'''
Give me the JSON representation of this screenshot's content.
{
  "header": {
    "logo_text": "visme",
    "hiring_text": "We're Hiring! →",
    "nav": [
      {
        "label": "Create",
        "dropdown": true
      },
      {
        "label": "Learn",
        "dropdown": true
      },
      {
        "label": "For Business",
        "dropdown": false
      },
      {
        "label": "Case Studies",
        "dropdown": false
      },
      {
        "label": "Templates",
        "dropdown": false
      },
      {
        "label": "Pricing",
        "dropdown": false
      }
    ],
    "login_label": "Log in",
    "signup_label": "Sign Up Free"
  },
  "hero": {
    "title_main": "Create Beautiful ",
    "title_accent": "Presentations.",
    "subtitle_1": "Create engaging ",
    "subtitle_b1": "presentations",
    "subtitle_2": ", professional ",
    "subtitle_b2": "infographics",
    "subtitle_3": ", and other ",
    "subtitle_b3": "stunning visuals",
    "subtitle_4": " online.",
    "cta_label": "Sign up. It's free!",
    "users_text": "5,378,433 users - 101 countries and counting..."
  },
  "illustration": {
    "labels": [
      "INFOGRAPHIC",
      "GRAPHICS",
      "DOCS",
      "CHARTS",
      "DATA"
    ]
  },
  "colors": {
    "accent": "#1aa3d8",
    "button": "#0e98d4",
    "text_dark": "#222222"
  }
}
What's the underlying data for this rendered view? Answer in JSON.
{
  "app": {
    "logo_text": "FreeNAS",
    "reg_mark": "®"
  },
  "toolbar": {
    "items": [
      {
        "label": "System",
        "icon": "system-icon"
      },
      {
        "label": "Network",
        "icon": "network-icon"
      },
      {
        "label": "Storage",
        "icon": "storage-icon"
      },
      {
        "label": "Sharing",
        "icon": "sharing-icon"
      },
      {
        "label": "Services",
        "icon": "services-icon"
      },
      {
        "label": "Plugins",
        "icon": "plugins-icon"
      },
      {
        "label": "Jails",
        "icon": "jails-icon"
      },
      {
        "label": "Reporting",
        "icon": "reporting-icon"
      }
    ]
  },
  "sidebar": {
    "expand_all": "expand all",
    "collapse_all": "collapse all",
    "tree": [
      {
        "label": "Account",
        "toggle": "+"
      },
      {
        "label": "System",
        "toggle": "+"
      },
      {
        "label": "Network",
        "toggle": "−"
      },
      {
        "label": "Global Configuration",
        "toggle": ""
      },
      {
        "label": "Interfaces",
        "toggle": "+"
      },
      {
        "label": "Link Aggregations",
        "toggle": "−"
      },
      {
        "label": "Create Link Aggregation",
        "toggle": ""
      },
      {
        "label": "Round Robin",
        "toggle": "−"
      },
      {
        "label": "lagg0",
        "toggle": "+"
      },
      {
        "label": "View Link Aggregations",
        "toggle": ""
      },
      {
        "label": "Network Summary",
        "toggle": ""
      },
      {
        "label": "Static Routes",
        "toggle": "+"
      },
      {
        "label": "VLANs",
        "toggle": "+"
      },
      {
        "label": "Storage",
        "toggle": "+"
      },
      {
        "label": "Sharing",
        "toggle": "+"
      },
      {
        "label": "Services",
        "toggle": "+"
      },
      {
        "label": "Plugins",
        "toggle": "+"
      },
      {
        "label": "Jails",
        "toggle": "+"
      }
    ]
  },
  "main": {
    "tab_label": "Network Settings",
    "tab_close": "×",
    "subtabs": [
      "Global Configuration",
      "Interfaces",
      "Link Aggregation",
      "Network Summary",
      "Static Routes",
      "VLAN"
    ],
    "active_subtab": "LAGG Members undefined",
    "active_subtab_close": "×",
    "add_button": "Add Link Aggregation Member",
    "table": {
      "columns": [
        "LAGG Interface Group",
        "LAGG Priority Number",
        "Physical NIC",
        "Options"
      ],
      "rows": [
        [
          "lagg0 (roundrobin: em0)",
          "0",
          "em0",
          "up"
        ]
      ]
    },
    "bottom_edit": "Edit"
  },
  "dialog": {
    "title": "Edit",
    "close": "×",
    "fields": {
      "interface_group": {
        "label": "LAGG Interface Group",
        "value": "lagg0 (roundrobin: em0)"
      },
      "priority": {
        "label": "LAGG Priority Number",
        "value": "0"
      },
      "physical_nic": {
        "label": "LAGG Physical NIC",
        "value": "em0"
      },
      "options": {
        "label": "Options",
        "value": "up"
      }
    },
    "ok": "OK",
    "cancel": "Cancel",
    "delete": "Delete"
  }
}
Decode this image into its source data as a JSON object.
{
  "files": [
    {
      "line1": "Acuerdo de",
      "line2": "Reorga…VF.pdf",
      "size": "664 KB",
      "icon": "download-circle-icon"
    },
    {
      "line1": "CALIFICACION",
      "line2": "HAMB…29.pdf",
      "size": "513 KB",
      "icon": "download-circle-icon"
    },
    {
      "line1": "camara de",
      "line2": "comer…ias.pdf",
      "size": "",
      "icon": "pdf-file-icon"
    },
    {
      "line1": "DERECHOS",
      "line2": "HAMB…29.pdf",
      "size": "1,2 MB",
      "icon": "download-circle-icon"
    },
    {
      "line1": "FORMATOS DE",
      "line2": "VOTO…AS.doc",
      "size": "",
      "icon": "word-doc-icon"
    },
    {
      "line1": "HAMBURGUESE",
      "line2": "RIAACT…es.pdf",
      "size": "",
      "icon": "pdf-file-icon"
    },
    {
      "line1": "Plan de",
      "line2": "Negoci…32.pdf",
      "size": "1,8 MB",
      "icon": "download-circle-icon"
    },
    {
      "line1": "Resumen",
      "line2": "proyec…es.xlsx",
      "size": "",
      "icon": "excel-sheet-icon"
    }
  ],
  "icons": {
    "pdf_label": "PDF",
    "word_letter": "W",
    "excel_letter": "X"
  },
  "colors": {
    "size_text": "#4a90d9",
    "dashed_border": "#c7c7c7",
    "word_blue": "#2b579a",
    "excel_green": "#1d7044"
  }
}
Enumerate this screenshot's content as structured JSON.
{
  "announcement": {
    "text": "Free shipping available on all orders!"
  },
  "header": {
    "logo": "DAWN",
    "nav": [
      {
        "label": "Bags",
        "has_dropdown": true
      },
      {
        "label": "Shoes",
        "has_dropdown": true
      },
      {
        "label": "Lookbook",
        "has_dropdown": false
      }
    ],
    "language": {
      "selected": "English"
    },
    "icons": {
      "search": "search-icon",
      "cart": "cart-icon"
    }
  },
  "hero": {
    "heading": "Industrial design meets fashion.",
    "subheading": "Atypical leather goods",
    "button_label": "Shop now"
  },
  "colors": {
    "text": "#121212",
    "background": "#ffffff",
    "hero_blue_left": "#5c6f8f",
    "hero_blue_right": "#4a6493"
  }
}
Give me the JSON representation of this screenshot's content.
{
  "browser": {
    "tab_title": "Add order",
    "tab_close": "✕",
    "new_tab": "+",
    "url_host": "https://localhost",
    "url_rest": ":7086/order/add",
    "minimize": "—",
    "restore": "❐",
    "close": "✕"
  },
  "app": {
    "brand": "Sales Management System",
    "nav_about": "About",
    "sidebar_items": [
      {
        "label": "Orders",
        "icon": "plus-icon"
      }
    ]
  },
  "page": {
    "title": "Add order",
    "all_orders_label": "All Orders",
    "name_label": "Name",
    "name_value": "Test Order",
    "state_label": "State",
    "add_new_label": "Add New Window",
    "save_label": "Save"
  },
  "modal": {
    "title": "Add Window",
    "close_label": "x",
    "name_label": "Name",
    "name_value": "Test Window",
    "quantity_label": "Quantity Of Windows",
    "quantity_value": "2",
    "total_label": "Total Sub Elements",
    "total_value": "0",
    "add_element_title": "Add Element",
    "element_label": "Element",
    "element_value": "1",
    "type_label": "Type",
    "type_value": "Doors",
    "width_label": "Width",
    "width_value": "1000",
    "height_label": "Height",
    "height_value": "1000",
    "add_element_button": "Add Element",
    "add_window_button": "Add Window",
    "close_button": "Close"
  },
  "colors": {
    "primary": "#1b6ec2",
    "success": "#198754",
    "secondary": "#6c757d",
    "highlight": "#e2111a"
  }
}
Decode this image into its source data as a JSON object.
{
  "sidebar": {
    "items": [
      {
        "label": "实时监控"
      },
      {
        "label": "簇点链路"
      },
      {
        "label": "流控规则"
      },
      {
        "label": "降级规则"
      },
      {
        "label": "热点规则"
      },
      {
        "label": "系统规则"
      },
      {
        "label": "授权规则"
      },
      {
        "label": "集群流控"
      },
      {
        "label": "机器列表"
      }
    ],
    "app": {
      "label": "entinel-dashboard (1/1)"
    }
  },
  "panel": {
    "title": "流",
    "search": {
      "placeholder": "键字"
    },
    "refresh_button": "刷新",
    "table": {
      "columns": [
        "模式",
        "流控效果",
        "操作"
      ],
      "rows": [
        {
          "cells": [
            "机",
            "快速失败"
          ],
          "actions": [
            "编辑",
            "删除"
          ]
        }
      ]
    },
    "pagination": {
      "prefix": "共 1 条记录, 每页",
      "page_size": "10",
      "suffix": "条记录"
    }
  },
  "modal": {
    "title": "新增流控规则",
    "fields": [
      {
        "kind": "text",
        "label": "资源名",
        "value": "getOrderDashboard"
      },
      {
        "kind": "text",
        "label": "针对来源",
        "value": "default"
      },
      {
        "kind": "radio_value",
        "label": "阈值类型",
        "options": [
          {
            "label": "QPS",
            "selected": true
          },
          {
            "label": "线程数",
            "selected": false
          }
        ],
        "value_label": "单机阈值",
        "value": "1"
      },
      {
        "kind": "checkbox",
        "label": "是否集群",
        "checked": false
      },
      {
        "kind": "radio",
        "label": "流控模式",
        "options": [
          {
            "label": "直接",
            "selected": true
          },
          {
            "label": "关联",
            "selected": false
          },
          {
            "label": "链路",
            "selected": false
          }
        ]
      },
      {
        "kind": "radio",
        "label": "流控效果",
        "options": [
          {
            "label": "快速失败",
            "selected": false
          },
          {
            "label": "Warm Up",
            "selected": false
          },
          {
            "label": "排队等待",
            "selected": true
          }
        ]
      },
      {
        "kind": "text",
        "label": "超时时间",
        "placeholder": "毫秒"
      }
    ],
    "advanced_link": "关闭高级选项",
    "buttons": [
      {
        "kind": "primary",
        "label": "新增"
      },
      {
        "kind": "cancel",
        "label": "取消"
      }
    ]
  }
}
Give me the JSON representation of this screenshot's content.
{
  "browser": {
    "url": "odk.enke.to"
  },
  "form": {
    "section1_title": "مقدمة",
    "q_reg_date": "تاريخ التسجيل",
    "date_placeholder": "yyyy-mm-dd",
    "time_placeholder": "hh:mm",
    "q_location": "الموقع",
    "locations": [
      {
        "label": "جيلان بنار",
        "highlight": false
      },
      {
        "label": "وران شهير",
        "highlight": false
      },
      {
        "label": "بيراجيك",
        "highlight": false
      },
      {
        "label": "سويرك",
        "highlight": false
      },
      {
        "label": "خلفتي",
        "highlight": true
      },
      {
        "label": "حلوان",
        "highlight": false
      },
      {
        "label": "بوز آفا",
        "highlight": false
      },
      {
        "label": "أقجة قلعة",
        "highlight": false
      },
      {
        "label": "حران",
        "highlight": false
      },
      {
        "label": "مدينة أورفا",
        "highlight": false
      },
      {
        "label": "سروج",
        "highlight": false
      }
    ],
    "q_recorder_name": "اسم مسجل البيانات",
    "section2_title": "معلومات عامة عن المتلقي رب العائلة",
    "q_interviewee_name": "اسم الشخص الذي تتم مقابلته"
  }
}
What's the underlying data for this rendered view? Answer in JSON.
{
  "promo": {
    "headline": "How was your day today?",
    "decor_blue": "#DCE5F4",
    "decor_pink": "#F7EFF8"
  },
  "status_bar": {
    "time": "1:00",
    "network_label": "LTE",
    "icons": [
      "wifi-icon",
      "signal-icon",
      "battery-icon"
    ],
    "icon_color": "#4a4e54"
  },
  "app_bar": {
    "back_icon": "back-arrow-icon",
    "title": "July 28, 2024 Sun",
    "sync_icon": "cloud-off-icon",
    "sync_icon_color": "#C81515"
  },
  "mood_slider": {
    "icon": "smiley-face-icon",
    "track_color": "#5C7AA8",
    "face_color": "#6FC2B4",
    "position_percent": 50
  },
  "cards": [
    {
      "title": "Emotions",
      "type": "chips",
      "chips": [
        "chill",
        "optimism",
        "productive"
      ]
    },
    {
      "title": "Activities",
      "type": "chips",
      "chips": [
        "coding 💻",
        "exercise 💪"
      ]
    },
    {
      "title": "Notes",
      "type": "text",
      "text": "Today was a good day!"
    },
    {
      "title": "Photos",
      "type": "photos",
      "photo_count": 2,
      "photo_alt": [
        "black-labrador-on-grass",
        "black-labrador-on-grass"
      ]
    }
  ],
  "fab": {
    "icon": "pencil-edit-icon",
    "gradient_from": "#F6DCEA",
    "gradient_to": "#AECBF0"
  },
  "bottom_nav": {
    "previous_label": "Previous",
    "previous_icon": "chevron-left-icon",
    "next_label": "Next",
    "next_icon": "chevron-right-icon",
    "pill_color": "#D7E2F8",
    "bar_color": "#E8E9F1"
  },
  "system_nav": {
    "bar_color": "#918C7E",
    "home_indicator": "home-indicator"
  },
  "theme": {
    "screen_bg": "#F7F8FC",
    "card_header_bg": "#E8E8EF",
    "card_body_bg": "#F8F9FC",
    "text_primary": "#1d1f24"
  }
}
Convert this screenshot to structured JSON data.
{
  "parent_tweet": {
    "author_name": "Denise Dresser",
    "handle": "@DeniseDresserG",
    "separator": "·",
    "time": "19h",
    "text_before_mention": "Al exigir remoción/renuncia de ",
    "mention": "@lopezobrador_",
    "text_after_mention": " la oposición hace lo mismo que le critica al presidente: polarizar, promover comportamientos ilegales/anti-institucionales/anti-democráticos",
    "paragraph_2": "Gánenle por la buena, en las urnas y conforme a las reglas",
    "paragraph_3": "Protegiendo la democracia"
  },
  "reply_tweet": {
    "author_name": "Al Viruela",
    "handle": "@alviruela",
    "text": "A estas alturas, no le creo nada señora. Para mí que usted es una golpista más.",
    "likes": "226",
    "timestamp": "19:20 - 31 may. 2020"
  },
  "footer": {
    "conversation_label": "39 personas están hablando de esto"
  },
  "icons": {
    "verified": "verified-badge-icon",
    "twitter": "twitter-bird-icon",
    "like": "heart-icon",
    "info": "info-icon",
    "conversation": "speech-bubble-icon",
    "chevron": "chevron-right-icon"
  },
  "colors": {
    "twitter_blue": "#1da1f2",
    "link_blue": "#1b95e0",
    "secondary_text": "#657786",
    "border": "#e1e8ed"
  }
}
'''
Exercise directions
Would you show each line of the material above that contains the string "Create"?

Your response
        "label": "Create",
    "title_main": "Create Beautiful ",
    "subtitle_1": "Create engaging ",
        "label": "Create Link Aggregation",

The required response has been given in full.